Kisho Kurokwa’s Nakagin Capsule Tower epitomized this concept for generations of architects. Ultimately, it proved marginal and ephemeral with the building coming down in April of 2022. Still, the plug-in concept captivates architectural education and design strategies. Peoples Architecture Office of China has renewed these strategies on recent projects including their plug-in school and plug-in tower. The Plug-in Tower closely mimics the systemic separation of support services from their appended mass-produced dwelling pods. The mega spaceframe structure, an oversized version of the famous MeroTM space frame node, is intended as an adaptable framework espousing any site; the office’s proprietary plug-in panelized sub-assemblies compose prismatic inhabitable spaces within the steel web. The factory-made panel is described as including all mechanical necessities along with interior and exterior finished surfaces. Other functional systems and circulation elements are added-on to create a total comprehensive building.  


The prototype is represented as a single-family dwelling without permanent foundations as the steel trellis structure can be anchored to any site; the plug-in dwellers could disassemble the house and take it with them wherever they decide to live.

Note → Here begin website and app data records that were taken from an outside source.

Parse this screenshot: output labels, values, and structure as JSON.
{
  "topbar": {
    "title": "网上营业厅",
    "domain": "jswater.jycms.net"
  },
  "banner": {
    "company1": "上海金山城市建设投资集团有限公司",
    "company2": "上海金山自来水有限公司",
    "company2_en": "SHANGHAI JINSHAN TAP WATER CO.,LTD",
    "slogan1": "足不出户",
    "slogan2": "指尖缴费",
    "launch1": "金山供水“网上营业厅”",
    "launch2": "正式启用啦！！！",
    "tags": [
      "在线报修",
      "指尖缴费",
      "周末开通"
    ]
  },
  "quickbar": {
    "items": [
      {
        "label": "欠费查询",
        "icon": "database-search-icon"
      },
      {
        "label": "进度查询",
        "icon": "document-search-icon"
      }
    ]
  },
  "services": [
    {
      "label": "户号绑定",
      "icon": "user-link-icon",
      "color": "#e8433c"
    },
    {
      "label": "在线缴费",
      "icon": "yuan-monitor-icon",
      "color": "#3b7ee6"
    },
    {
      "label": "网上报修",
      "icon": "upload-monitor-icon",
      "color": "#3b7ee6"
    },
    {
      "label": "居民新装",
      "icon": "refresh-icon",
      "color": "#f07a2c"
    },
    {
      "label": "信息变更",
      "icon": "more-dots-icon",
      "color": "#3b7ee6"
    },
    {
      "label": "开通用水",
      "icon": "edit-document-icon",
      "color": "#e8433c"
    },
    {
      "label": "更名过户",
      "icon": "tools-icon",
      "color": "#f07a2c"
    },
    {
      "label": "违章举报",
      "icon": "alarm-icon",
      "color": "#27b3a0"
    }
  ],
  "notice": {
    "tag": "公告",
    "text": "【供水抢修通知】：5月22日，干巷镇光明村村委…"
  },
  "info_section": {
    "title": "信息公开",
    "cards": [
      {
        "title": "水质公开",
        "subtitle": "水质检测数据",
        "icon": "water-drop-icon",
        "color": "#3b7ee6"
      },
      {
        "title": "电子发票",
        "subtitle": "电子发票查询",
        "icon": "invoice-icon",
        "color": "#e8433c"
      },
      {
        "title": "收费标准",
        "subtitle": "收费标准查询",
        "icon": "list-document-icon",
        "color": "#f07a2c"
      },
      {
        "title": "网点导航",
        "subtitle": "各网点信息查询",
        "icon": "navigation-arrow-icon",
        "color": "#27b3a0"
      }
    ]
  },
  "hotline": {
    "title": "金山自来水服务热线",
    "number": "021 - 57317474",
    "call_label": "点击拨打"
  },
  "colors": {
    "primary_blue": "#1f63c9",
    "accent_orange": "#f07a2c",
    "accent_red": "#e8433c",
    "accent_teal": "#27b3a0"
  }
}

Further, the space frame structure can grow vertically and horizontally adapting to suit changing requirements. A contemporary version of ideas explored during the latter half of the twentieth century, the romanticized mobility and architectural interchangeability reveal more about the theoretical artefacts produced by the profession than it does about tangible applicable adaptability for housing. 

Plug-in prototype from Peoples Architecture Office

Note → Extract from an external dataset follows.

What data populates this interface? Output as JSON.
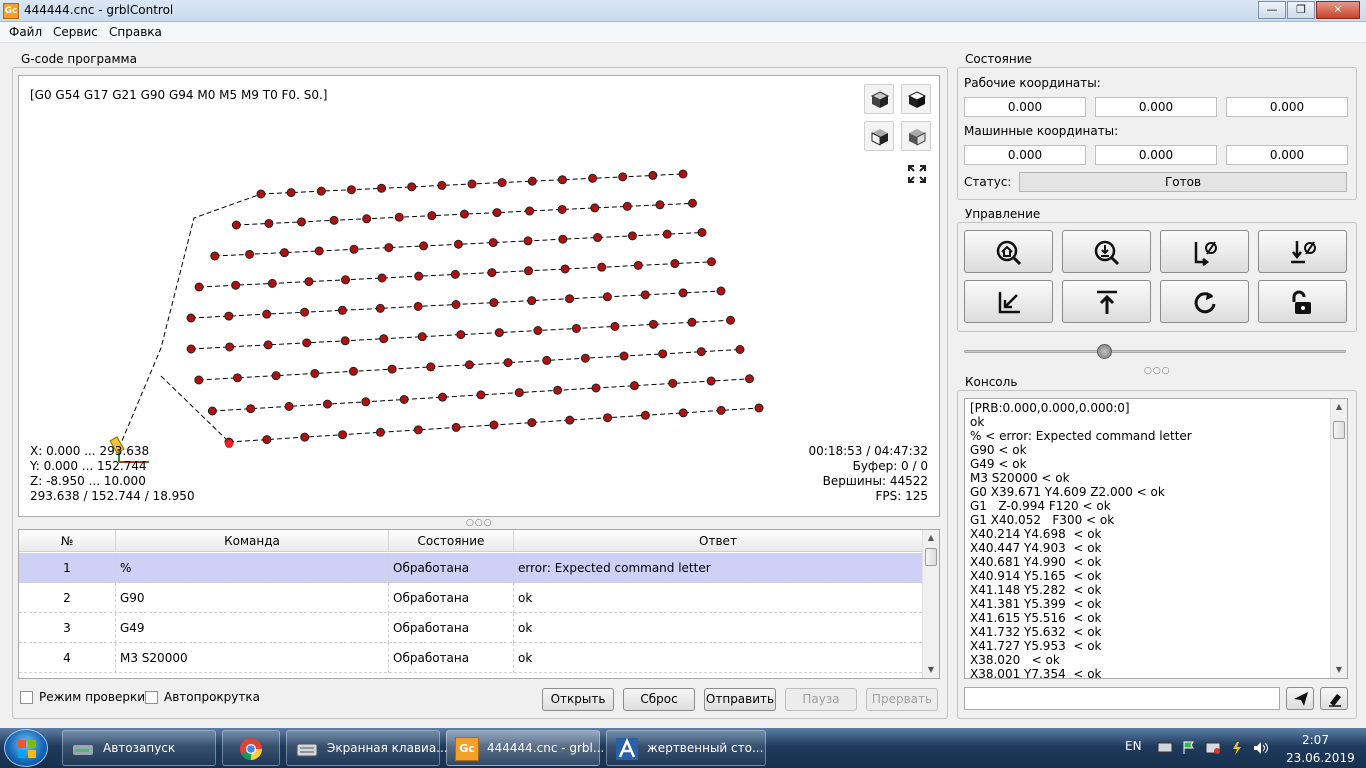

Wednesday, September 20, 2023

Prefabrication experiments - 391 - customize - 02 - Assembly OSM


Founded in 2019 by brothers William and Chris Sharples of SHoP architects, Assembly OSM is a start-up intended to revolutionize the way buildings are put together. The architects’ digital design practise, established in 1996, inspired the firm’s founders through several large-scale urban prototypes to expand their digital principles to the entire construction process. Like the now defunct Katerra before it and a growing list of other ventures into digitally propelled industrialization that would bring manufacturing methodologies to streamlined construction, will Assembly OSM finally bridge the enduring gap between architecture and industrialization? The team is certainly accomplished and leveraging what they’ve learned on several modular projects, Barclay tower in New York is the most famous, may qualify them to achieve what so many others have only proposed. 

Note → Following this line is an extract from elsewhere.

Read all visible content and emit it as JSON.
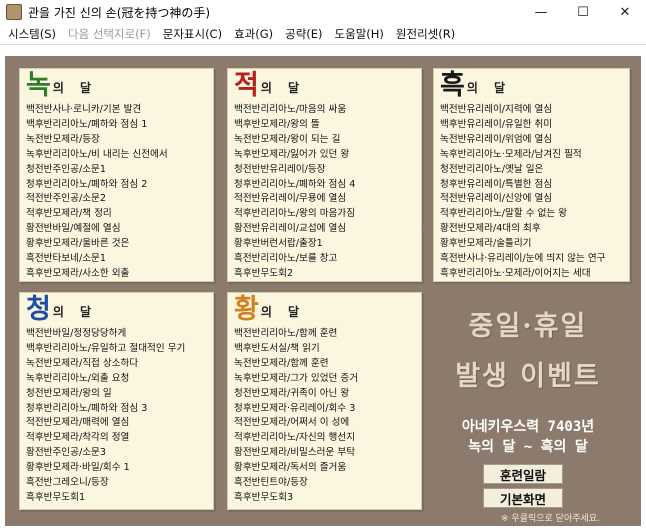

Automobile production has long been a reference to modernize building and improve stagnating construction productivity. Kieran and Timberlake’s manifesto (Refabricating Architecture) in 2004 shifted the narrative to include airplane production and shipbuilding with complexities which more adequately reflect the systemic organisation of buildings. Assembly OSM’s discourse parallels these ideas and platform theory proposed in 2017 by Bryden Wood. These theoretical outlooks point to a type of mega kit method for making multiple bespoke buildings from the same basic parts.  This is not necessarily a new idea; buildings are always made from the same components from doors to windows and a multitude of other industrialized components.  Endeavours like Assembly OSM strive to streamline design with production through the normalization of parts in matters of dimensions, characteristics, and performance, to address the entangled mess of a highly fragmented building construction sector. 


Creating a harmonized procurement, planning and coordination process replicated from project to project is the way forward for Assembly OSM inspired by an integrated design and production process that exists in industrial fabrication. In construction, the IPD integrated project delivery method invokes a similar framework for sharing responsibility among stakeholders and laying out every part of the process before it is undertaken. Groups like Assembly OSM, Bryden Wood, Factory OS are promoting this approach, and while digital innovations hold new potentials, the question of - will this be the one ? -  persists.

Left: 290 Mulberry Street (2008); Center: Barclay's B2 Tower (2016); Right: Assembly OSM value proposition